Adventure Classics, like Horror Classics before it, adapts short stories in the genre from a variety of well-known authors. Unlike Horror, the stories themselves are not that famous. Other than “Gunga Din” (and maybe Service’s “Shooting of Dan McGrew”), you probably haven’t heard of most of these tales. And that works to the book’s advantage. The adventure story has traditionally been dominated by series characters – from Odysseus to Buffy the Vampire Slayer. This gives series adventure a built-in limitation; no matter how dire a situation the characters may find themselves in, you know in the back of your mind they’ve got to survive for there to be a next episode. Stand-alone stories about new characters have no such guarantee, and that increases the tension.

It’s educational, too. I’d never read stories by Sax Rohmer, Sabatini, or Johnston McCulley before, even though I’ve known about their most famous characters since I was in the womb: Fu Manchu, Captain Blood and Zorro, respectively. Rohmer’s and Sabatini’s are fun little tales, almost fairy tales in adventure drag. But McCulley’s is a real corker, a noirish thriller about the secret dangers of plagiarism. Makes me want to track down more stories by this early pulp master. Modern-day Hollywood producers could take a lesson from McCulley, too: sometimes you don’t have to show the explosion. Sometimes the ticking clock can be far more effective…

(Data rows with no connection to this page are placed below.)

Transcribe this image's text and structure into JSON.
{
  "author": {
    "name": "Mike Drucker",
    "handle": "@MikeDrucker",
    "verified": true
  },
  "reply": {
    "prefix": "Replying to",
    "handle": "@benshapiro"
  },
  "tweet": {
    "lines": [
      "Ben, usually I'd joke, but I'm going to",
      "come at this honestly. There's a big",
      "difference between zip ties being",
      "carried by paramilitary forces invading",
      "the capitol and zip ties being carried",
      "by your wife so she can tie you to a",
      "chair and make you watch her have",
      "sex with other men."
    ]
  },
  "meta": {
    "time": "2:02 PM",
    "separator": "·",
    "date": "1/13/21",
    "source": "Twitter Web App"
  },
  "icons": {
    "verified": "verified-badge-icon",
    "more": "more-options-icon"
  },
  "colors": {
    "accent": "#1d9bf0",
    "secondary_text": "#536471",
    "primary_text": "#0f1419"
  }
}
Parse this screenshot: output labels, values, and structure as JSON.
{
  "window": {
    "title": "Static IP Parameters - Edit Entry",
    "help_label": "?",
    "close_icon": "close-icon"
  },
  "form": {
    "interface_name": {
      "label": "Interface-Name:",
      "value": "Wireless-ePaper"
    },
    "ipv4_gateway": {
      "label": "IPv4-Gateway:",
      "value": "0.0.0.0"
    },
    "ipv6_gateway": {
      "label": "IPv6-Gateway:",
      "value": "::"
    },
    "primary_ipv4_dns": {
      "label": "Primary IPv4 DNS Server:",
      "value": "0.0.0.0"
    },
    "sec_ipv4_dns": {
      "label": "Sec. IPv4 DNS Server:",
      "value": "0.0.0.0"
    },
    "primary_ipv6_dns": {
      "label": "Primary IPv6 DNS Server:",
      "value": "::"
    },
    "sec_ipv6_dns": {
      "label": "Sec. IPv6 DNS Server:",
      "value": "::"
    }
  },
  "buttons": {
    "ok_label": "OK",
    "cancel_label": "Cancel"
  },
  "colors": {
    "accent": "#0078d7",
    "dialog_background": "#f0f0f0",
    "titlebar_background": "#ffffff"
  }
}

It’s always a treat to see new art by Mary Fleener, Hunt Emerson or Michael Manning. Emerson is a good match for Robert Service’s whimsical Alaskan fables. Manning likewise gets a tale that suits his sensibilities, at once erotic and sad, with a Bacchanalian revel at the center of it. By contrast, Fleener’s too-short adaptation of “Gunga Din” (four pages) barely gives her a chance to shine – although Din’s dying scene, appropriately, would be at home on the walls of a Hindu temple.

Many of the adaptations are scripted by Pomplun. It’s too bad the various industry awards, like the Harveys, don’t have a category for “best adaptation,” as the Oscars do. It’s a very hard thing to do right – and Pomplun & Co. have been doing it for years. Hopefully, the rest of the comics community, and the world, will eventually discover the best-kept secret of Mount Horeb, Wisconsin…